Interface dataset entries:
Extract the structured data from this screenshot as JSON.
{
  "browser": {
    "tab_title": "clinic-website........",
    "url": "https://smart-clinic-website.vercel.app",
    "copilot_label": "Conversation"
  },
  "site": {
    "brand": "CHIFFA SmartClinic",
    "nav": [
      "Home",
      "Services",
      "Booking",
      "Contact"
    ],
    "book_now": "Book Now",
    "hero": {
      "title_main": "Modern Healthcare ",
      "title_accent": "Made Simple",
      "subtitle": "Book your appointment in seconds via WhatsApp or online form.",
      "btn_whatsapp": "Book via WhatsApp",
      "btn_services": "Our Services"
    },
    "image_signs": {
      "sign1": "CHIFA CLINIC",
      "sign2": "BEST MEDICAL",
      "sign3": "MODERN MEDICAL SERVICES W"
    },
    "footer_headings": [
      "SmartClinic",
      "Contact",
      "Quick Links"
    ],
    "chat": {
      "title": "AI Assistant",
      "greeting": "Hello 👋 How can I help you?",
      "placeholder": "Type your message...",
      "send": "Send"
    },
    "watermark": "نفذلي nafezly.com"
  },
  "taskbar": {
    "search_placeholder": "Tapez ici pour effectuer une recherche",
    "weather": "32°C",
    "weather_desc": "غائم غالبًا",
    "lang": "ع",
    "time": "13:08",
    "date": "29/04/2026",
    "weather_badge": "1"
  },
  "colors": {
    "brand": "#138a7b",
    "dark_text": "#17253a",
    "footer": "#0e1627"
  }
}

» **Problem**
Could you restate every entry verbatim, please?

» **Output of the task**
Extract the structured data from this screenshot as JSON.
{
  "browser": {
    "tab_title": "clinic-website........",
    "url": "https://smart-clinic-website.vercel.app",
    "copilot_label": "Conversation"
  },
  "site": {
    "brand": "CHIFFA SmartClinic",
    "nav": [
      "Home",
      "Services",
      "Booking",
      "Contact"
    ],
    "book_now": "Book Now",
    "hero": {
      "title_main": "Modern Healthcare ",
      "title_accent": "Made Simple",
      "subtitle": "Book your appointment in seconds via WhatsApp or online form.",
      "btn_whatsapp": "Book via WhatsApp",
      "btn_services": "Our Services"
    },
    "image_signs": {
      "sign1": "CHIFA CLINIC",
      "sign2": "BEST MEDICAL",
      "sign3": "MODERN MEDICAL SERVICES W"
    },
    "footer_headings": [
      "SmartClinic",
      "Contact",
      "Quick Links"
    ],
    "chat": {
      "title": "AI Assistant",
      "greeting": "Hello 👋 How can I help you?",
      "placeholder": "Type your message...",
      "send": "Send"
    },
    "watermark": "نفذلي nafezly.com"
  },
  "taskbar": {
    "search_placeholder": "Tapez ici pour effectuer une recherche",
    "weather": "32°C",
    "weather_desc": "غائم غالبًا",
    "lang": "ع",
    "time": "13:08",
    "date": "29/04/2026",
    "weather_badge": "1"
  },
  "colors": {
    "brand": "#138a7b",
    "dark_text": "#17253a",
    "footer": "#0e1627"
  }
}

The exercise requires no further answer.